In Christian liturgy, an antiphon is the name of a short section, between the cleric, and usually the crowd. These sections are either spoken (the priest asks something, and the crowd gives a predefined answer, also spoken), or they are sung. When they are sung, the often use simple melodies. Antiphons are very old: In the 4th century they were used in what is called Ambrosian chant today. In liturgy, antiphons are not used on their own: the priest or person of the clergy says or chants these, while performing a ritual. In many pieces of church music, the choir (who replaces the crowd) starts singing as a response to an antiphon.

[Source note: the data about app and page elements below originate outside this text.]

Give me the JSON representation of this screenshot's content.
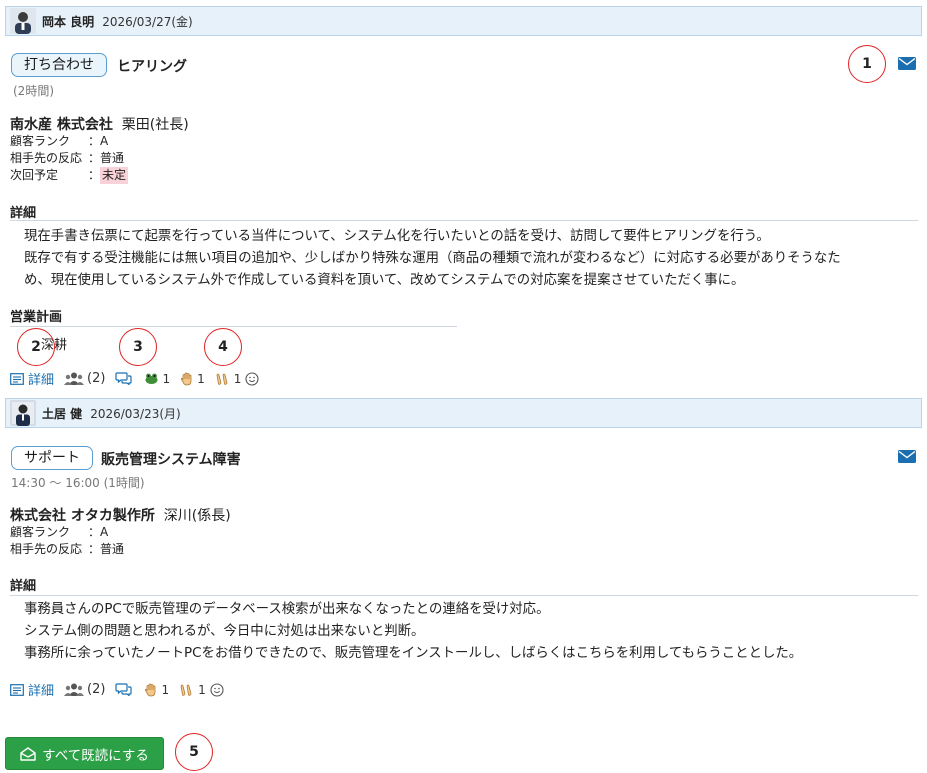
{
  "reports": [
    {
      "user": "岡本 良明",
      "date": "2026/03/27(金)",
      "category": "打ち合わせ",
      "title": "ヒアリング",
      "time": "(2時間)",
      "company": "南水産 株式会社",
      "person": "栗田(社長)",
      "fields": [
        {
          "key": "顧客ランク",
          "sep": "：",
          "value": "A"
        },
        {
          "key": "相手先の反応",
          "sep": "：",
          "value": "普通"
        },
        {
          "key": "次回予定",
          "sep": "：",
          "value": "未定"
        }
      ],
      "detail_heading": "詳細",
      "detail_lines": [
        "現在手書き伝票にて起票を行っている当件について、システム化を行いたいとの話を受け、訪問して要件ヒアリングを行う。",
        "既存で有する受注機能には無い項目の追加や、少しばかり特殊な運用（商品の種類で流れが変わるなど）に対応する必要がありそうなた",
        "め、現在使用しているシステム外で作成している資料を頂いて、改めてシステムでの対応案を提案させていただく事に。"
      ],
      "plan_heading": "営業計画",
      "plan_text": "深耕",
      "detail_link": "詳細",
      "participants": "(2)",
      "reaction_counts": [
        "1",
        "1",
        "1"
      ]
    },
    {
      "user": "土居 健",
      "date": "2026/03/23(月)",
      "category": "サポート",
      "title": "販売管理システム障害",
      "time": "14:30 ～ 16:00 (1時間)",
      "company": "株式会社 オタカ製作所",
      "person": "深川(係長)",
      "fields": [
        {
          "key": "顧客ランク",
          "sep": "：",
          "value": "A"
        },
        {
          "key": "相手先の反応",
          "sep": "：",
          "value": "普通"
        }
      ],
      "detail_heading": "詳細",
      "detail_lines": [
        "事務員さんのPCで販売管理のデータベース検索が出来なくなったとの連絡を受け対応。",
        "システム側の問題と思われるが、今日中に対処は出来ないと判断。",
        "事務所に余っていたノートPCをお借りできたので、販売管理をインストールし、しばらくはこちらを利用してもらうこととした。"
      ],
      "detail_link": "詳細",
      "participants": "(2)",
      "reaction_counts": [
        "1",
        "1"
      ]
    }
  ],
  "mark_all_read": "すべて既読にする",
  "markers": [
    "1",
    "2",
    "3",
    "4",
    "5"
  ],
  "colors": {
    "accent": "#1b6fb0",
    "header_bg": "#e7f1fa",
    "button_green": "#2ba046",
    "marker_red": "#e02424",
    "undecided_bg": "#f8d2d8"
  },
  "icons": [
    "avatar",
    "mail-icon",
    "detail-icon",
    "participants-icon",
    "comment-icon",
    "frog-icon",
    "hand-icon",
    "clap-icon",
    "smiley-icon",
    "envelope-open-icon"
  ]
}
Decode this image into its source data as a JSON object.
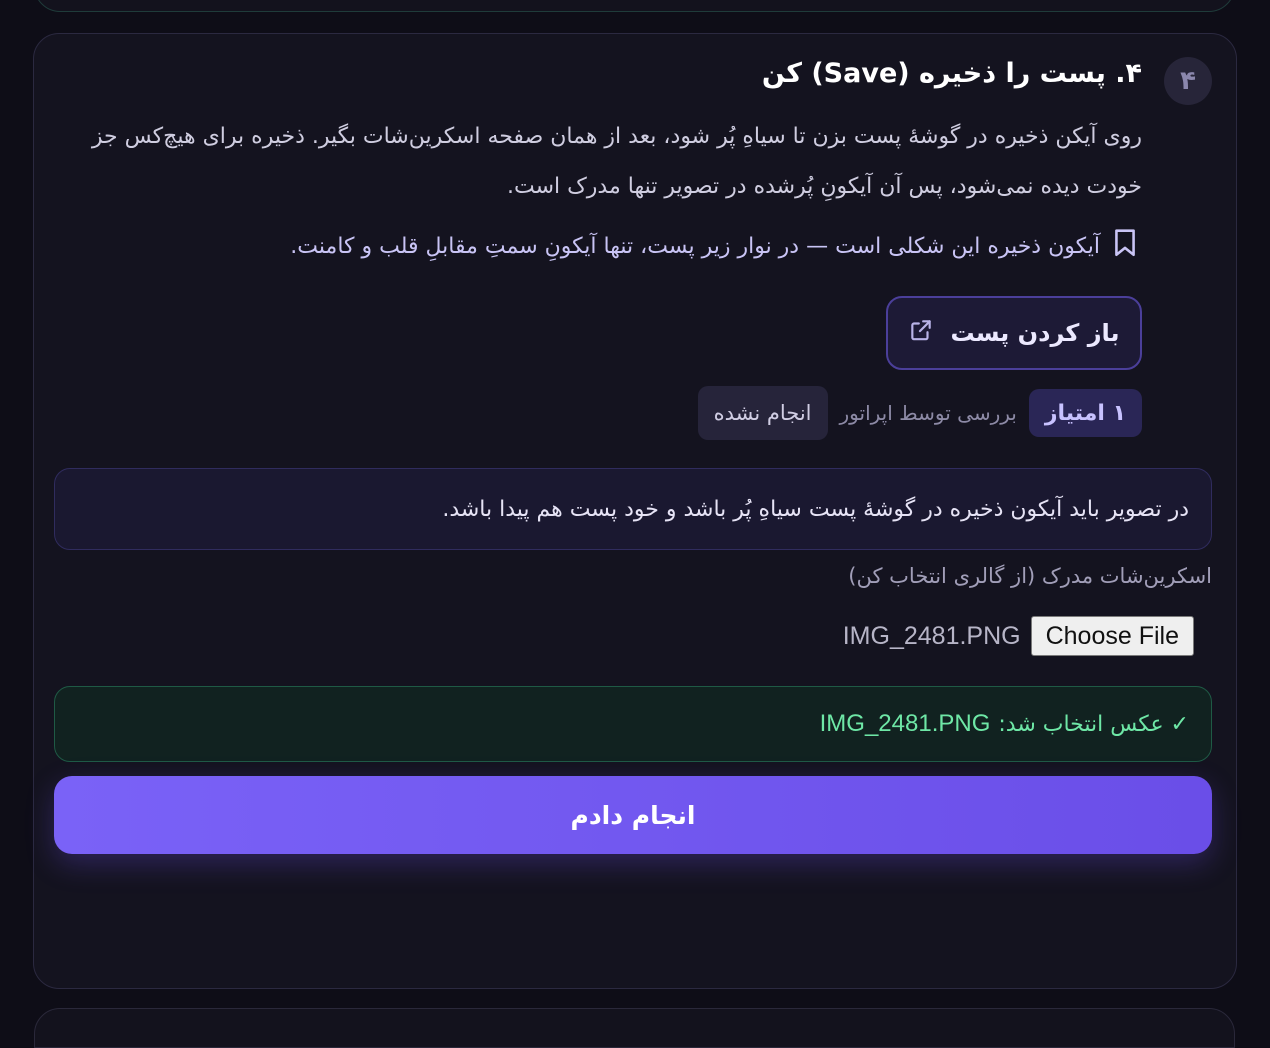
{
  "step": {
    "number": "۴",
    "title": "۴. پست را ذخیره (Save) کن",
    "description": "روی آیکن ذخیره در گوشهٔ پست بزن تا سیاهِ پُر شود، بعد از همان صفحه اسکرین‌شات بگیر. ذخیره برای هیچ‌کس جز خودت دیده نمی‌شود، پس آن آیکونِ پُرشده در تصویر تنها مدرک است.",
    "hint": "آیکون ذخیره این شکلی است — در نوار زیر پست، تنها آیکونِ سمتِ مقابلِ قلب و کامنت.",
    "hint_icon": "bookmark-icon",
    "open_post_label": "باز کردن پست",
    "open_post_icon": "external-link-icon",
    "points": "۱ امتیاز",
    "reviewer": "بررسی توسط اپراتور",
    "status": "انجام نشده",
    "criteria": "در تصویر باید آیکون ذخیره در گوشهٔ پست سیاهِ پُر باشد و خود پست هم پیدا باشد.",
    "upload_label": "اسکرین‌شات مدرک (از گالری انتخاب کن)",
    "choose_file_label": "Choose File",
    "file_name": "IMG_2481.PNG",
    "selected_prefix": "✓ عکس انتخاب شد:",
    "selected_file": "IMG_2481.PNG",
    "done_label": "انجام دادم"
  },
  "colors": {
    "background": "#0e0d17",
    "card": "#14131f",
    "accent": "#7a62f7",
    "success": "#6ee7a6"
  }
}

In more modern forms of church music (such as Gospels, but also traditional African music), there's a tradition of call and response. A lead singer calls something, and the choir responds.